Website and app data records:
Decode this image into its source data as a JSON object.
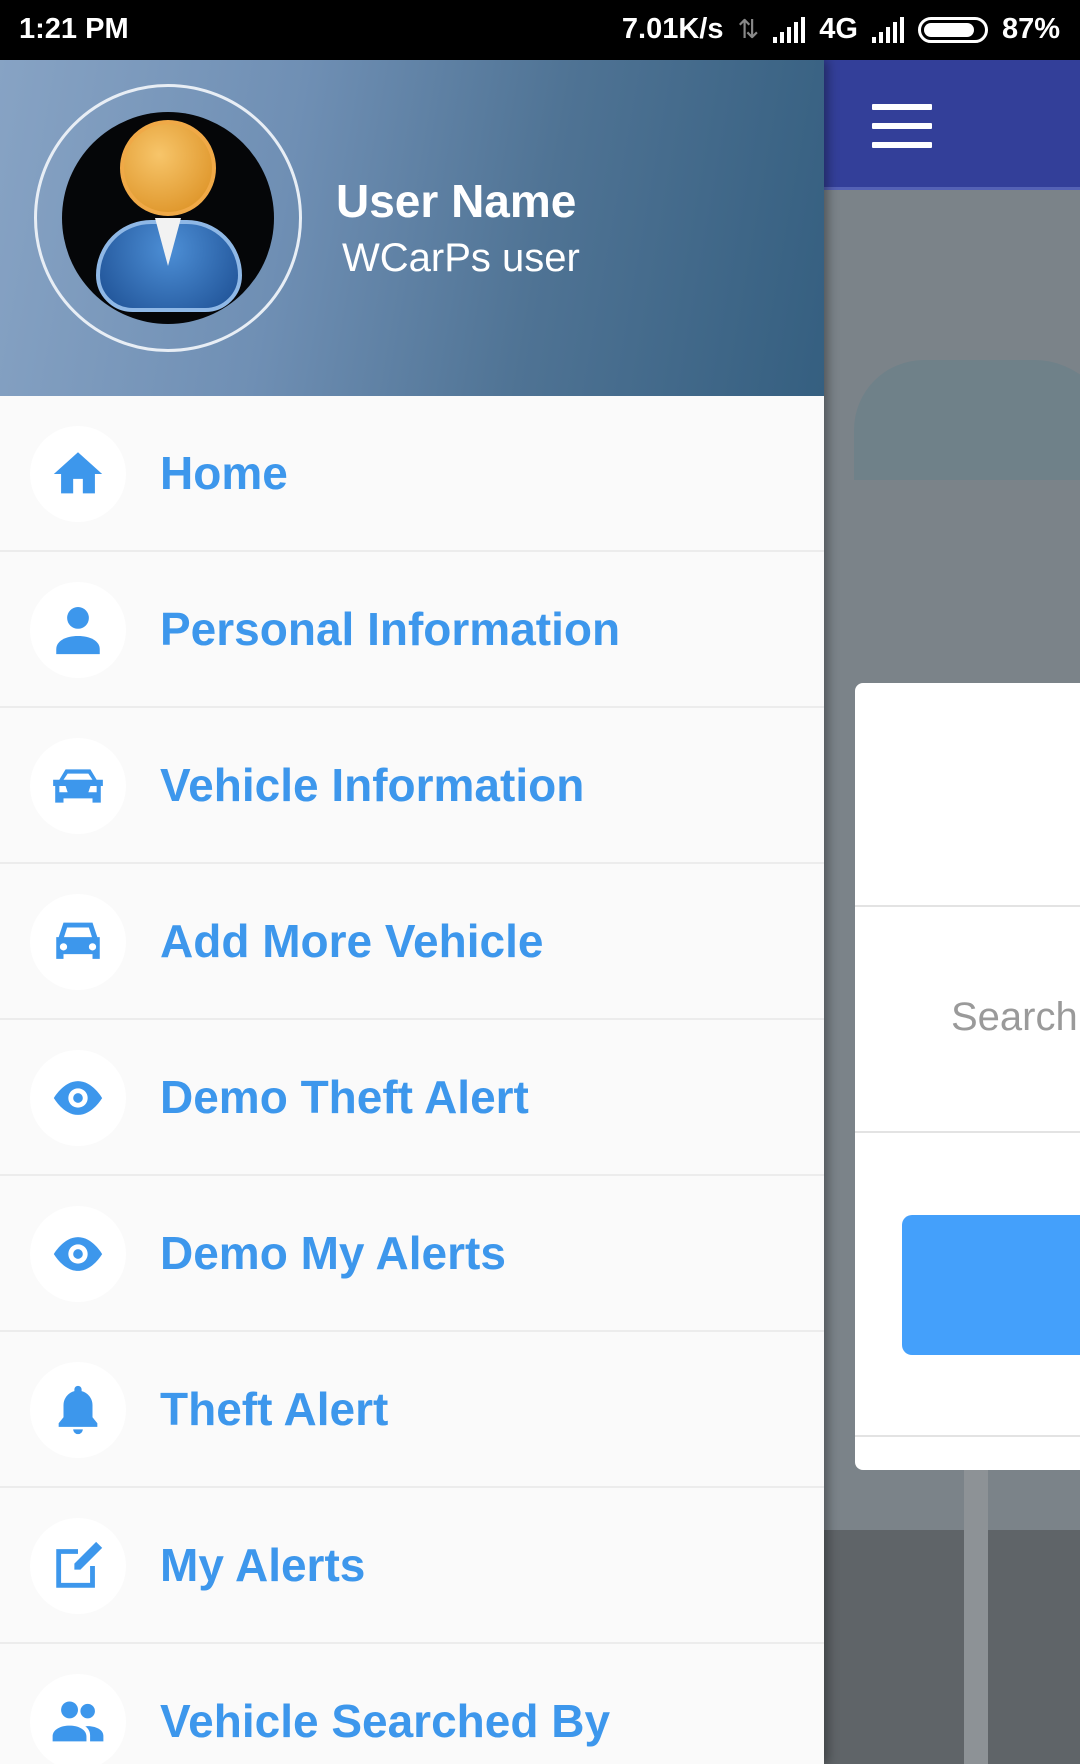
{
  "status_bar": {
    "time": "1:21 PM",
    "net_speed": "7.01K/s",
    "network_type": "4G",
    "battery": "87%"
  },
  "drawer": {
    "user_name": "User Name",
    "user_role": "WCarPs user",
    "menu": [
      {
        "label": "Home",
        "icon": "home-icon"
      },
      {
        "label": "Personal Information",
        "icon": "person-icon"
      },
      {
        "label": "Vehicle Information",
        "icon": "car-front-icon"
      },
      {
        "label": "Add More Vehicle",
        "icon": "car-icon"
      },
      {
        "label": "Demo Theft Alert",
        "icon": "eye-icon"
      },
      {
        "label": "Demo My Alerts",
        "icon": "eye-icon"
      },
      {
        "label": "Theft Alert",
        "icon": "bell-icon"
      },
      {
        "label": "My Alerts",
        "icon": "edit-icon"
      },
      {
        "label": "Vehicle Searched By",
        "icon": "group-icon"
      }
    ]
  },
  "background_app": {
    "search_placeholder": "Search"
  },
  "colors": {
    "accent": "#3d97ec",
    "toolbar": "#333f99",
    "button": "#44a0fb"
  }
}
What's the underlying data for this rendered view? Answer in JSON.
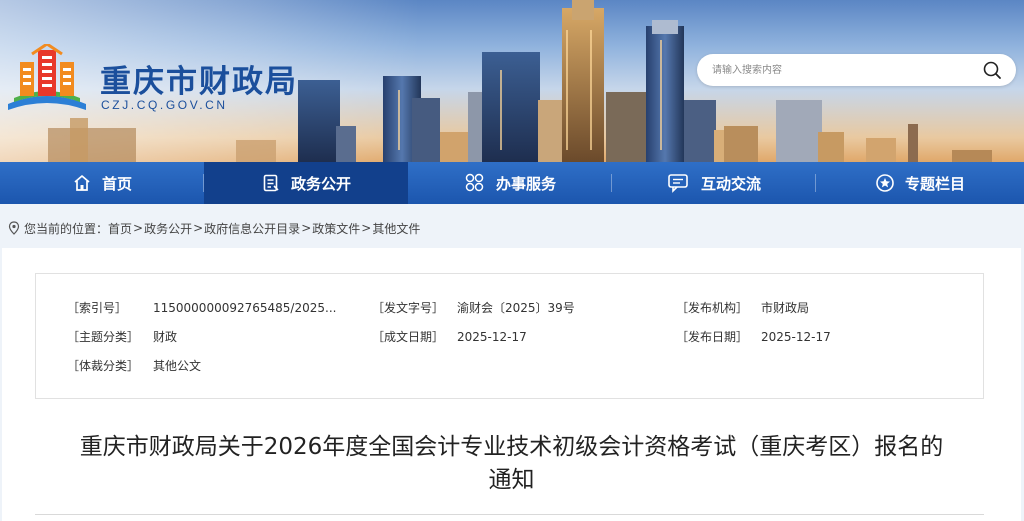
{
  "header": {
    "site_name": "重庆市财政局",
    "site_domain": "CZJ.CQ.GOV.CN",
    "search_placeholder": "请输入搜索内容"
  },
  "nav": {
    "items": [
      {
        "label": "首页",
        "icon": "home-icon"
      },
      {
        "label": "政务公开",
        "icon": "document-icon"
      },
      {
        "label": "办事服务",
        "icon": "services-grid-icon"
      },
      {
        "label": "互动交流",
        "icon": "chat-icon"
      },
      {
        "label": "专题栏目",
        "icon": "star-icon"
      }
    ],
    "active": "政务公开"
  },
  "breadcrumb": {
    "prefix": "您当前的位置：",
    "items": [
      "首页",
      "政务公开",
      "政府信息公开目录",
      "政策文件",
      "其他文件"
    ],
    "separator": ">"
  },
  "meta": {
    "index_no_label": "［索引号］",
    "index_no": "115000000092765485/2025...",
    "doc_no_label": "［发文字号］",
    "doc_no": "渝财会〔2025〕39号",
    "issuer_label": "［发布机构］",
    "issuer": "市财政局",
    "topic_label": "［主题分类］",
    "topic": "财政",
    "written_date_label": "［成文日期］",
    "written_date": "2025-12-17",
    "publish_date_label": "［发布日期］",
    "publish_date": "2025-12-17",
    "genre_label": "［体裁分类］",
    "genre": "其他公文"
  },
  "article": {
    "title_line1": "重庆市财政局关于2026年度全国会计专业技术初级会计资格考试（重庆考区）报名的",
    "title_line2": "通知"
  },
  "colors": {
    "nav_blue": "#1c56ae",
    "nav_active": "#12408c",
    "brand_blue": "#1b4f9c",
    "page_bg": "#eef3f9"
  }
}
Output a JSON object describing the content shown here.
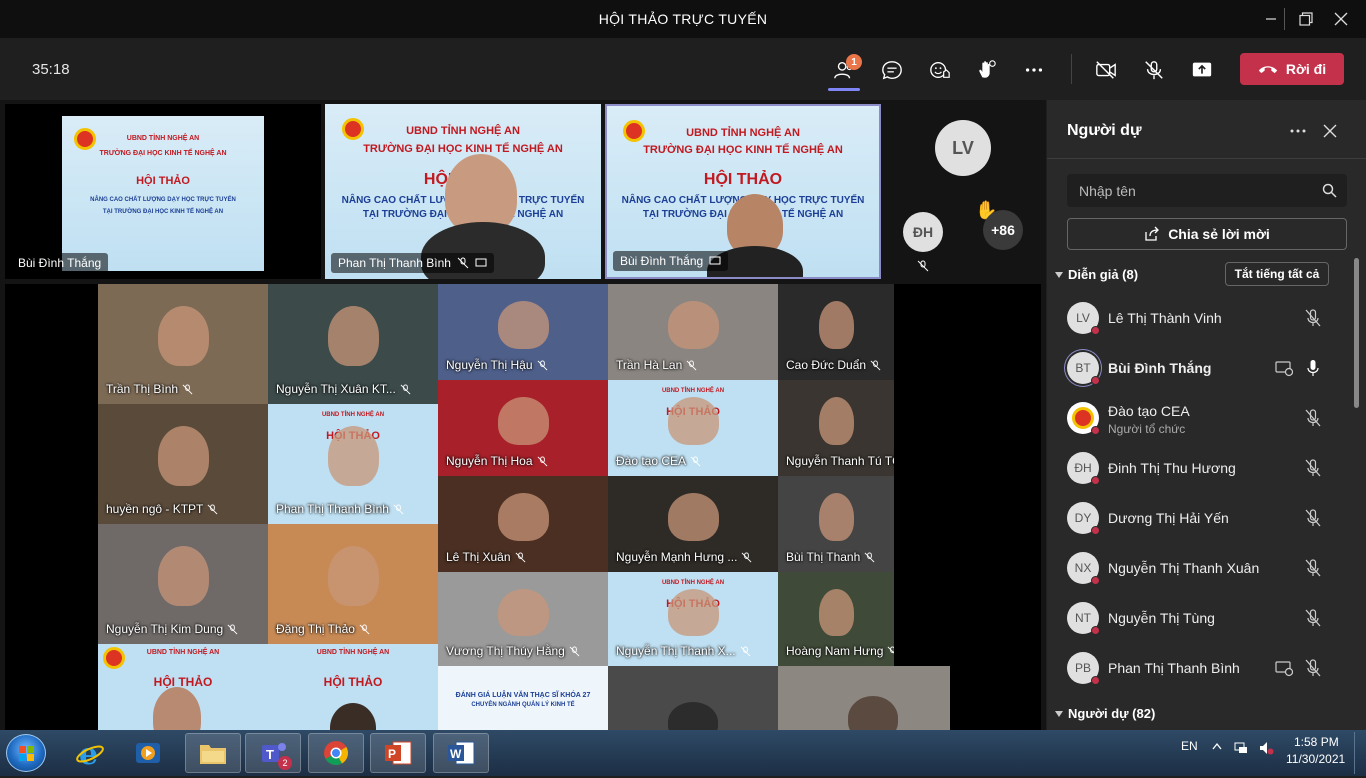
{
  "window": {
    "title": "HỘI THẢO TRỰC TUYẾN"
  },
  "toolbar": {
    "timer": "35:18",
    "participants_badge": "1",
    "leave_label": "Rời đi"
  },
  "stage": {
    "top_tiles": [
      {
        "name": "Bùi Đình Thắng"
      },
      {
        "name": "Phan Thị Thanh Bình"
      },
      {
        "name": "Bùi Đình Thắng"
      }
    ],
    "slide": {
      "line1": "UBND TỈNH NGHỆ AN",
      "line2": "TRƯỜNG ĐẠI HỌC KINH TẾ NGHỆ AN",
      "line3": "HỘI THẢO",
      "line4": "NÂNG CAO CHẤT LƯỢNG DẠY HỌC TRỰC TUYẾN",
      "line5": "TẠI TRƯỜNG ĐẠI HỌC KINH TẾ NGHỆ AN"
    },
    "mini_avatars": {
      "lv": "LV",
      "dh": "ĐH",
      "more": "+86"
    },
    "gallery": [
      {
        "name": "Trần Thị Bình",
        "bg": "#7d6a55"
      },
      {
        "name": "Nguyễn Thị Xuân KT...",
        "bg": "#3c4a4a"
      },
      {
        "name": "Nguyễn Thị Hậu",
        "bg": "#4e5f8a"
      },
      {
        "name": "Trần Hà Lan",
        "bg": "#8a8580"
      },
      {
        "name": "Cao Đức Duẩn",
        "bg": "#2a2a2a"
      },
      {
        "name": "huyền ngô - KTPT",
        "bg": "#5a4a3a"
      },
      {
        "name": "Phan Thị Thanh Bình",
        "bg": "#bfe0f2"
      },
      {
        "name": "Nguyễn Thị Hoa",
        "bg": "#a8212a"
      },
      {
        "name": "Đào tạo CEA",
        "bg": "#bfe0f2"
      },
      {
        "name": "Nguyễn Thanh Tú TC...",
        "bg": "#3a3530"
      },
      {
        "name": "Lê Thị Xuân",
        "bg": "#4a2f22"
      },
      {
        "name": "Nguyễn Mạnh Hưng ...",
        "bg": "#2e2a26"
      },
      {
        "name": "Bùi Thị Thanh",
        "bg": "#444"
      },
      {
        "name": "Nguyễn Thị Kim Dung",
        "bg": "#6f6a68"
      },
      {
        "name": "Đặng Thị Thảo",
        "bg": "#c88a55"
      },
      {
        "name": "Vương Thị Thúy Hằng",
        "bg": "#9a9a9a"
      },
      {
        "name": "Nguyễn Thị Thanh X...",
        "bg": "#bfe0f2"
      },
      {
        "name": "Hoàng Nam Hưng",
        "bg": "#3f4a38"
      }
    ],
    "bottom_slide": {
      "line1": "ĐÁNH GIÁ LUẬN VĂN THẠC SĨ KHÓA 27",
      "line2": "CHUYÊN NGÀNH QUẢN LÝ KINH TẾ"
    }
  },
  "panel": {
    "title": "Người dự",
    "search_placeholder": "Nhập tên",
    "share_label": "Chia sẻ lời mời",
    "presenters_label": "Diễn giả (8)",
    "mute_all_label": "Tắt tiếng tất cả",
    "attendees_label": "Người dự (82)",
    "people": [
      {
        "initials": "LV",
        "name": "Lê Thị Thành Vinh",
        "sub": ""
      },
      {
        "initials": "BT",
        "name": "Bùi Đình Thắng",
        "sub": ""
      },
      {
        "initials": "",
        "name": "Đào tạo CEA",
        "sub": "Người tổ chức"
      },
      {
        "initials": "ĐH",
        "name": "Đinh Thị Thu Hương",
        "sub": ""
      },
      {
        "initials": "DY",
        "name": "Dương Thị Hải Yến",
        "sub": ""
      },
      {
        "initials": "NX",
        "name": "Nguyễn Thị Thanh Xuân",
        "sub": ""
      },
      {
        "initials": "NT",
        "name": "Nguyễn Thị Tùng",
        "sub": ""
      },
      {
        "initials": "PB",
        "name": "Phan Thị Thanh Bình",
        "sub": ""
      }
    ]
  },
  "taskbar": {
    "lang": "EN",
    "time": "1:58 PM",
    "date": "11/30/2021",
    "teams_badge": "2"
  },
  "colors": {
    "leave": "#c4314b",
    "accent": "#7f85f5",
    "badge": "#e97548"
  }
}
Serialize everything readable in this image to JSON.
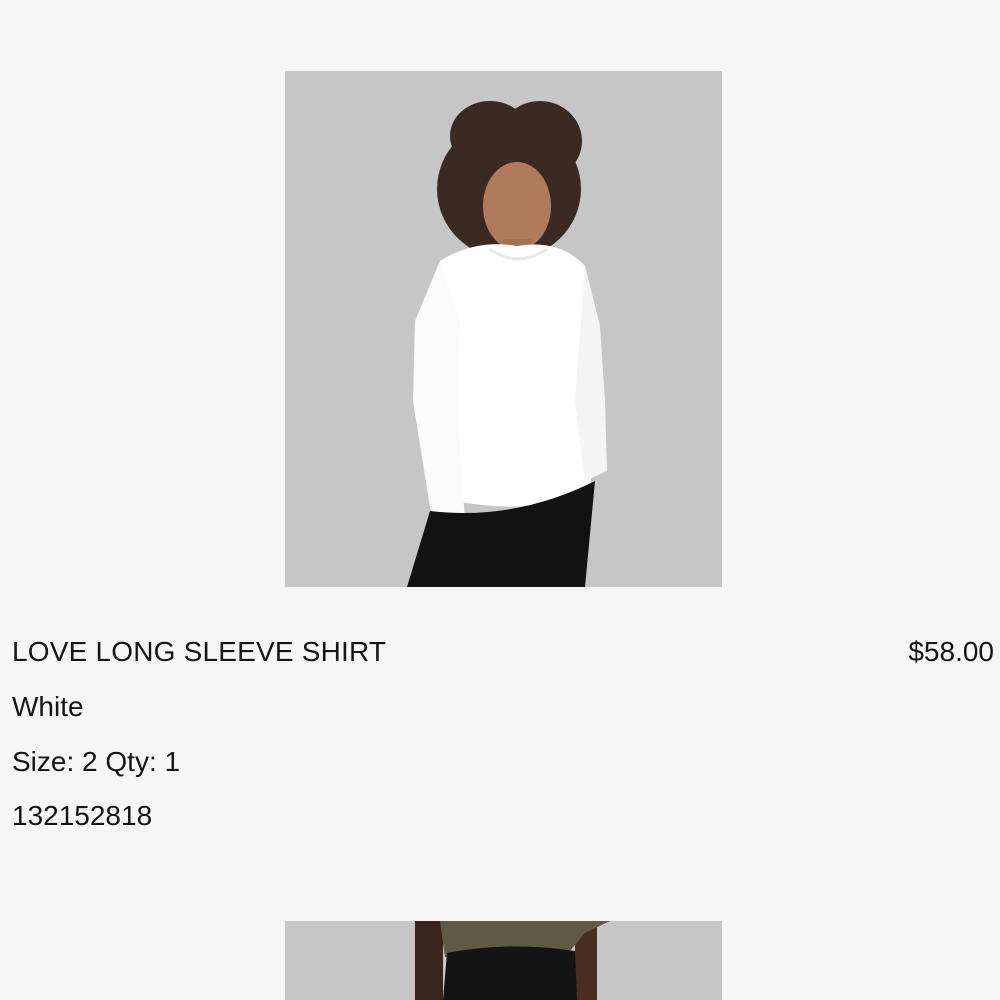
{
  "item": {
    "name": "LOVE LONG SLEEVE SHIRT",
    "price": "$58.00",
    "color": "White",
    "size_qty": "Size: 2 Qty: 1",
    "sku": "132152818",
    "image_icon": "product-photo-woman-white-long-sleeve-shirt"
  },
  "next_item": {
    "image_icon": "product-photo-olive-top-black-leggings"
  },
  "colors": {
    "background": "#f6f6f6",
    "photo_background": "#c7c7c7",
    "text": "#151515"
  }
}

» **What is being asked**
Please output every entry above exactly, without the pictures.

» **Solution to this problem**
Decode this image into its source data as a JSON object.
{
  "status_bar": {
    "time": "1:21 PM",
    "net_speed": "7.01K/s",
    "network_type": "4G",
    "battery": "87%"
  },
  "drawer": {
    "user_name": "User Name",
    "user_role": "WCarPs user",
    "menu": [
      {
        "label": "Home",
        "icon": "home-icon"
      },
      {
        "label": "Personal Information",
        "icon": "person-icon"
      },
      {
        "label": "Vehicle Information",
        "icon": "car-front-icon"
      },
      {
        "label": "Add More Vehicle",
        "icon": "car-icon"
      },
      {
        "label": "Demo Theft Alert",
        "icon": "eye-icon"
      },
      {
        "label": "Demo My Alerts",
        "icon": "eye-icon"
      },
      {
        "label": "Theft Alert",
        "icon": "bell-icon"
      },
      {
        "label": "My Alerts",
        "icon": "edit-icon"
      },
      {
        "label": "Vehicle Searched By",
        "icon": "group-icon"
      }
    ]
  },
  "background_app": {
    "search_placeholder": "Search"
  },
  "colors": {
    "accent": "#3d97ec",
    "toolbar": "#333f99",
    "button": "#44a0fb"
  }
}
What's the underlying data for this rendered view? Answer in JSON.
{
  "header": {
    "site_name": "重庆市财政局",
    "site_domain": "CZJ.CQ.GOV.CN",
    "search_placeholder": "请输入搜索内容"
  },
  "nav": {
    "items": [
      {
        "label": "首页",
        "icon": "home-icon"
      },
      {
        "label": "政务公开",
        "icon": "document-icon"
      },
      {
        "label": "办事服务",
        "icon": "services-grid-icon"
      },
      {
        "label": "互动交流",
        "icon": "chat-icon"
      },
      {
        "label": "专题栏目",
        "icon": "star-icon"
      }
    ],
    "active": "政务公开"
  },
  "breadcrumb": {
    "prefix": "您当前的位置：",
    "items": [
      "首页",
      "政务公开",
      "政府信息公开目录",
      "政策文件",
      "其他文件"
    ],
    "separator": ">"
  },
  "meta": {
    "index_no_label": "［索引号］",
    "index_no": "115000000092765485/2025...",
    "doc_no_label": "［发文字号］",
    "doc_no": "渝财会〔2025〕39号",
    "issuer_label": "［发布机构］",
    "issuer": "市财政局",
    "topic_label": "［主题分类］",
    "topic": "财政",
    "written_date_label": "［成文日期］",
    "written_date": "2025-12-17",
    "publish_date_label": "［发布日期］",
    "publish_date": "2025-12-17",
    "genre_label": "［体裁分类］",
    "genre": "其他公文"
  },
  "article": {
    "title_line1": "重庆市财政局关于2026年度全国会计专业技术初级会计资格考试（重庆考区）报名的",
    "title_line2": "通知"
  },
  "colors": {
    "nav_blue": "#1c56ae",
    "nav_active": "#12408c",
    "brand_blue": "#1b4f9c",
    "page_bg": "#eef3f9"
  }
}
Output a JSON object describing the content shown here.
{
  "window": {
    "title": "HỘI THẢO TRỰC TUYẾN"
  },
  "toolbar": {
    "timer": "35:18",
    "participants_badge": "1",
    "leave_label": "Rời đi"
  },
  "stage": {
    "top_tiles": [
      {
        "name": "Bùi Đình Thắng"
      },
      {
        "name": "Phan Thị Thanh Bình"
      },
      {
        "name": "Bùi Đình Thắng"
      }
    ],
    "slide": {
      "line1": "UBND TỈNH NGHỆ AN",
      "line2": "TRƯỜNG ĐẠI HỌC KINH TẾ NGHỆ AN",
      "line3": "HỘI THẢO",
      "line4": "NÂNG CAO CHẤT LƯỢNG DẠY HỌC TRỰC TUYẾN",
      "line5": "TẠI TRƯỜNG ĐẠI HỌC KINH TẾ NGHỆ AN"
    },
    "mini_avatars": {
      "lv": "LV",
      "dh": "ĐH",
      "more": "+86"
    },
    "gallery": [
      {
        "name": "Trần Thị Bình",
        "bg": "#7d6a55"
      },
      {
        "name": "Nguyễn Thị Xuân KT...",
        "bg": "#3c4a4a"
      },
      {
        "name": "Nguyễn Thị Hậu",
        "bg": "#4e5f8a"
      },
      {
        "name": "Trần Hà Lan",
        "bg": "#8a8580"
      },
      {
        "name": "Cao Đức Duẩn",
        "bg": "#2a2a2a"
      },
      {
        "name": "huyền ngô - KTPT",
        "bg": "#5a4a3a"
      },
      {
        "name": "Phan Thị Thanh Bình",
        "bg": "#bfe0f2"
      },
      {
        "name": "Nguyễn Thị Hoa",
        "bg": "#a8212a"
      },
      {
        "name": "Đào tạo CEA",
        "bg": "#bfe0f2"
      },
      {
        "name": "Nguyễn Thanh Tú TC...",
        "bg": "#3a3530"
      },
      {
        "name": "Lê Thị Xuân",
        "bg": "#4a2f22"
      },
      {
        "name": "Nguyễn Mạnh Hưng ...",
        "bg": "#2e2a26"
      },
      {
        "name": "Bùi Thị Thanh",
        "bg": "#444"
      },
      {
        "name": "Nguyễn Thị Kim Dung",
        "bg": "#6f6a68"
      },
      {
        "name": "Đặng Thị Thảo",
        "bg": "#c88a55"
      },
      {
        "name": "Vương Thị Thúy Hằng",
        "bg": "#9a9a9a"
      },
      {
        "name": "Nguyễn Thị Thanh X...",
        "bg": "#bfe0f2"
      },
      {
        "name": "Hoàng Nam Hưng",
        "bg": "#3f4a38"
      }
    ],
    "bottom_slide": {
      "line1": "ĐÁNH GIÁ LUẬN VĂN THẠC SĨ KHÓA 27",
      "line2": "CHUYÊN NGÀNH QUẢN LÝ KINH TẾ"
    }
  },
  "panel": {
    "title": "Người dự",
    "search_placeholder": "Nhập tên",
    "share_label": "Chia sẻ lời mời",
    "presenters_label": "Diễn giả (8)",
    "mute_all_label": "Tắt tiếng tất cả",
    "attendees_label": "Người dự (82)",
    "people": [
      {
        "initials": "LV",
        "name": "Lê Thị Thành Vinh",
        "sub": ""
      },
      {
        "initials": "BT",
        "name": "Bùi Đình Thắng",
        "sub": ""
      },
      {
        "initials": "",
        "name": "Đào tạo CEA",
        "sub": "Người tổ chức"
      },
      {
        "initials": "ĐH",
        "name": "Đinh Thị Thu Hương",
        "sub": ""
      },
      {
        "initials": "DY",
        "name": "Dương Thị Hải Yến",
        "sub": ""
      },
      {
        "initials": "NX",
        "name": "Nguyễn Thị Thanh Xuân",
        "sub": ""
      },
      {
        "initials": "NT",
        "name": "Nguyễn Thị Tùng",
        "sub": ""
      },
      {
        "initials": "PB",
        "name": "Phan Thị Thanh Bình",
        "sub": ""
      }
    ]
  },
  "taskbar": {
    "lang": "EN",
    "time": "1:58 PM",
    "date": "11/30/2021",
    "teams_badge": "2"
  },
  "colors": {
    "leave": "#c4314b",
    "accent": "#7f85f5",
    "badge": "#e97548"
  }
}
Serialize everything readable in this image to JSON.
{
  "item": {
    "name": "LOVE LONG SLEEVE SHIRT",
    "price": "$58.00",
    "color": "White",
    "size_qty": "Size: 2 Qty: 1",
    "sku": "132152818",
    "image_icon": "product-photo-woman-white-long-sleeve-shirt"
  },
  "next_item": {
    "image_icon": "product-photo-olive-top-black-leggings"
  },
  "colors": {
    "background": "#f6f6f6",
    "photo_background": "#c7c7c7",
    "text": "#151515"
  }
}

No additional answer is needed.